## WHAT IS BEING ASKED
Find the string "data" in the records and copy each line where it occurs.

----------

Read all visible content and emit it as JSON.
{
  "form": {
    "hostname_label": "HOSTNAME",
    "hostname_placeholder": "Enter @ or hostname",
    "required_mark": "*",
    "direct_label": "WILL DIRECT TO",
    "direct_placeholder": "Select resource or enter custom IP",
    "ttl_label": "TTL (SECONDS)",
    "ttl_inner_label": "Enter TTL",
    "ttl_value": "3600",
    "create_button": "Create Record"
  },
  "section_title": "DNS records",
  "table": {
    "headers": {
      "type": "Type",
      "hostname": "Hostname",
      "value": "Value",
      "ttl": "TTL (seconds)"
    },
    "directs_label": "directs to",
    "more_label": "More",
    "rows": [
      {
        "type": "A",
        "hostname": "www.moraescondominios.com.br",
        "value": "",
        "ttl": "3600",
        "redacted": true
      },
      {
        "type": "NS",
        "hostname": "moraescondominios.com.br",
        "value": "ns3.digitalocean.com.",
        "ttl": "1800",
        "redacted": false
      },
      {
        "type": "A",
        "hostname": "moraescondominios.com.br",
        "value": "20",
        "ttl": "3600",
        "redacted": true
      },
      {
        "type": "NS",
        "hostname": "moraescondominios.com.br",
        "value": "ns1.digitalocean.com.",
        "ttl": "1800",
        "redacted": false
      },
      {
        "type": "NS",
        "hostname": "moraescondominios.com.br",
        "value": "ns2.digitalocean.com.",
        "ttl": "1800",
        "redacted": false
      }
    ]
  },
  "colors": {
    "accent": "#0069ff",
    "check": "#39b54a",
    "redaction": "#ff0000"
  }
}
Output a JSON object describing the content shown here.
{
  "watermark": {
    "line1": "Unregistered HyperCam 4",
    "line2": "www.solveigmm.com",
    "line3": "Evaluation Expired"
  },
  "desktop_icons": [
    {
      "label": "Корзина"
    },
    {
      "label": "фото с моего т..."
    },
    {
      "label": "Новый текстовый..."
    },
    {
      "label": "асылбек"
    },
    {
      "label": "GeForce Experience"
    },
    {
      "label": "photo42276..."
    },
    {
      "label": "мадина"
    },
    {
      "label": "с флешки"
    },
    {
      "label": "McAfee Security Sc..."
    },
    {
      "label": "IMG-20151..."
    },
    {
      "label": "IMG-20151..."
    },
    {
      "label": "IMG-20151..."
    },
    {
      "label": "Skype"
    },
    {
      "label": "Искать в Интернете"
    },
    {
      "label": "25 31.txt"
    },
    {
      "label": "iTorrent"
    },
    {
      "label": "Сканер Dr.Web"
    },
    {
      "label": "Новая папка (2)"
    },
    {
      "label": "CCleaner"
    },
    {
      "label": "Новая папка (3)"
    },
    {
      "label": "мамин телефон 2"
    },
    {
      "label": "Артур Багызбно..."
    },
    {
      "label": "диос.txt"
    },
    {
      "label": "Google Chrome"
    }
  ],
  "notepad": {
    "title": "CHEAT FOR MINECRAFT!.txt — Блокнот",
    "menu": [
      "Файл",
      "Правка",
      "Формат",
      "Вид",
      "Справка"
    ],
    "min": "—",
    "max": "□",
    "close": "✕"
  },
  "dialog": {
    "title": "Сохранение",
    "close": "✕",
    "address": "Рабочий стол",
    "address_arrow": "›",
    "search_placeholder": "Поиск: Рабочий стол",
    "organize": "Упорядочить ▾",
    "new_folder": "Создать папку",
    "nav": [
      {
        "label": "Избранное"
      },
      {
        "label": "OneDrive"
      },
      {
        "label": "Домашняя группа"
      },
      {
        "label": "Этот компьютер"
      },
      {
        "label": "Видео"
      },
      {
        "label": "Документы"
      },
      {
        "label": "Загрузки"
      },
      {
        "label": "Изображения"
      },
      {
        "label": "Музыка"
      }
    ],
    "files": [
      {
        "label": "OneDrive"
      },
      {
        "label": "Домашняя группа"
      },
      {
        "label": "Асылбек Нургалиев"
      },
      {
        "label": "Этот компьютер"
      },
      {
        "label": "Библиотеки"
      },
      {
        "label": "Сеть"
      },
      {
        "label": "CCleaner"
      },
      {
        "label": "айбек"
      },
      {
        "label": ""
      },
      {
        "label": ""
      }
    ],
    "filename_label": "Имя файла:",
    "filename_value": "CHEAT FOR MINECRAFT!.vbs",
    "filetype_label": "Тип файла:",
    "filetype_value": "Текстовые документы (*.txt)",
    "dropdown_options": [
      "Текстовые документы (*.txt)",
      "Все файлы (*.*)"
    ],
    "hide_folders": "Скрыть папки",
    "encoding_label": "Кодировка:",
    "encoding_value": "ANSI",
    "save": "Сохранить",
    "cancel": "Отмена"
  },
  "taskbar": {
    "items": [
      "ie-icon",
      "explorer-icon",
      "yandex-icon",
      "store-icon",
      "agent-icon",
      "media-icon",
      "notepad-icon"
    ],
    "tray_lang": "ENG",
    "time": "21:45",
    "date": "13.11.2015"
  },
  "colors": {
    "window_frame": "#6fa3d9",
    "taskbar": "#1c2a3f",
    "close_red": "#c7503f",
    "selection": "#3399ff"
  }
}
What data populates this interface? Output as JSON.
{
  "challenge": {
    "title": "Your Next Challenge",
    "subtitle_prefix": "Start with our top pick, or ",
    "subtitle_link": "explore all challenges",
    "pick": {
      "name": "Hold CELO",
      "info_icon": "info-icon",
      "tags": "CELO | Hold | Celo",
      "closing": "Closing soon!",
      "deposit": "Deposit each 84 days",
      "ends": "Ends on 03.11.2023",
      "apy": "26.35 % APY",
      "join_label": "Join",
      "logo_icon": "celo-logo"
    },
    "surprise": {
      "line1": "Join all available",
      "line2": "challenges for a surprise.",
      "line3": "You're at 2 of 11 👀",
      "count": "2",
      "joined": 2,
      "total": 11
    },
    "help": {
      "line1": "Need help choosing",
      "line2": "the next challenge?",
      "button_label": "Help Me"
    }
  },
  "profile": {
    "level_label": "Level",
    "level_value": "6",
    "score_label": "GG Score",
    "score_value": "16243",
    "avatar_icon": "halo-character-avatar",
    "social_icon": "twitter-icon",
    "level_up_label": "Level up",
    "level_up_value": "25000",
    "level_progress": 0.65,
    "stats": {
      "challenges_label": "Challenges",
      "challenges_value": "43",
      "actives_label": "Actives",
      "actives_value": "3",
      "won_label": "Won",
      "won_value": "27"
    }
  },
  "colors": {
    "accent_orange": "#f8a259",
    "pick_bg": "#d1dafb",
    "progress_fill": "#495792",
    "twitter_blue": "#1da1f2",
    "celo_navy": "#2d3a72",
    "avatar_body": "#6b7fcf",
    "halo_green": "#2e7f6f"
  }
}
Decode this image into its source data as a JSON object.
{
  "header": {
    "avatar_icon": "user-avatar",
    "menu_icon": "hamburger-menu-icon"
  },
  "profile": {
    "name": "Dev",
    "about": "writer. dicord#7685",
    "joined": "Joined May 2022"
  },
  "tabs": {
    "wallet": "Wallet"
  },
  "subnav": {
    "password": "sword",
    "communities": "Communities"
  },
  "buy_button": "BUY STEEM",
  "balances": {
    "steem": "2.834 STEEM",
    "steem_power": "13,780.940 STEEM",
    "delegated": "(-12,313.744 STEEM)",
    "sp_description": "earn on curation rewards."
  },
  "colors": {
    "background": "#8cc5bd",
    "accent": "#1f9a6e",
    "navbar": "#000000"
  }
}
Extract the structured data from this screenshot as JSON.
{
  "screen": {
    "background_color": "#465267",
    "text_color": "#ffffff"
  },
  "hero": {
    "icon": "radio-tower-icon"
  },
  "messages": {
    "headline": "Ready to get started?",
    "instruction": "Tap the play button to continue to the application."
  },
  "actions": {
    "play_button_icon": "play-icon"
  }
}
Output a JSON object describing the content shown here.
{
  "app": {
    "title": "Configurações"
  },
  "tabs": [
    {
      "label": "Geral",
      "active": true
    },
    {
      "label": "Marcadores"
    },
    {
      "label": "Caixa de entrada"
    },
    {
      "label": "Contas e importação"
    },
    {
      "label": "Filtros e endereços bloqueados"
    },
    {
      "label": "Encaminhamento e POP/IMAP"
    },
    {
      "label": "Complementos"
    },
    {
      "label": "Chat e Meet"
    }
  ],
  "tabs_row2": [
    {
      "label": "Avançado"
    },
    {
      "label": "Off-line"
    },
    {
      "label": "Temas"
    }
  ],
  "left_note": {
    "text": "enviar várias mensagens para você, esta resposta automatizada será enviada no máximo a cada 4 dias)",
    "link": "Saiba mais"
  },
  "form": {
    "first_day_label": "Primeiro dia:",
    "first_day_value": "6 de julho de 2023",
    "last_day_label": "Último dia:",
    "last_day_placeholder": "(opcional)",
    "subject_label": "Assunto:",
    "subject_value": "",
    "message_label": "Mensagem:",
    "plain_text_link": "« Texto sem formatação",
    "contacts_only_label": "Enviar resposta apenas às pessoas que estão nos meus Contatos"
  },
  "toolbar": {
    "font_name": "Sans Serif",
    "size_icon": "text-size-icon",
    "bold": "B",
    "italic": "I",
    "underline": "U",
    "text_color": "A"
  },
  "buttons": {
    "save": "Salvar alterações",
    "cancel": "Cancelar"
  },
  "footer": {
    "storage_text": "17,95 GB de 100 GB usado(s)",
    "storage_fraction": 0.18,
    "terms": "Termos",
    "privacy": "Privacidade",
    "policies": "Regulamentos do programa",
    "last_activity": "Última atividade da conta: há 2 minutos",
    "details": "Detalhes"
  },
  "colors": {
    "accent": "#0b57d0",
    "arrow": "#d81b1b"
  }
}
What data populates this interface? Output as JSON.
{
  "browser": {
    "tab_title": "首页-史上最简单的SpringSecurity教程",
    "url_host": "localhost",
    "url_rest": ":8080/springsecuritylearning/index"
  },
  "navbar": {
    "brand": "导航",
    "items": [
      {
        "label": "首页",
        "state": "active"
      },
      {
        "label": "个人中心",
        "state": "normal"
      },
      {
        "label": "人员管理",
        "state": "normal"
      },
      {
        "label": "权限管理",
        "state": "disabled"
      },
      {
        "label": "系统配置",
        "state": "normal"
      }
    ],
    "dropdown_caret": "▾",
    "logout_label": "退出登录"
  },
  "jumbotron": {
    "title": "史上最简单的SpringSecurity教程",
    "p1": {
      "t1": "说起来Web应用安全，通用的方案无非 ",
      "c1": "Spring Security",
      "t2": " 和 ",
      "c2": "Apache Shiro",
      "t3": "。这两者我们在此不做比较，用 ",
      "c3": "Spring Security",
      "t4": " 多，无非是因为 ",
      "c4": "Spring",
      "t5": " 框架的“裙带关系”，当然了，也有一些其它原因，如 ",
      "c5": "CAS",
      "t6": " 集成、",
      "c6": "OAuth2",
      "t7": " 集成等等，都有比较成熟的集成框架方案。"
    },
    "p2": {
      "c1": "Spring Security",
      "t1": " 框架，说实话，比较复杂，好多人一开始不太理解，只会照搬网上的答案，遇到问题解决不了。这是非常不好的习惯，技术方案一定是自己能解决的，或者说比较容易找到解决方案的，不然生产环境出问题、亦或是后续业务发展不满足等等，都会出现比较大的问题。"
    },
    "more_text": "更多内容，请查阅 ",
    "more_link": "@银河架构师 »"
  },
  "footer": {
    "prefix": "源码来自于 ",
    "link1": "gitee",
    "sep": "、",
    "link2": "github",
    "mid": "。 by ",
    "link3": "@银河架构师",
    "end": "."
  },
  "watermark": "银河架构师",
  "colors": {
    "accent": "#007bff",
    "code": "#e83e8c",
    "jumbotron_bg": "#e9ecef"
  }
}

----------

## SOLUTION FOR THIS EXERCISE
What data populates this interface? Output as JSON.
Decode this image into its source data as a JSON object.
Extract the structured data from this screenshot as JSON.
What data populates this interface? Output as JSON.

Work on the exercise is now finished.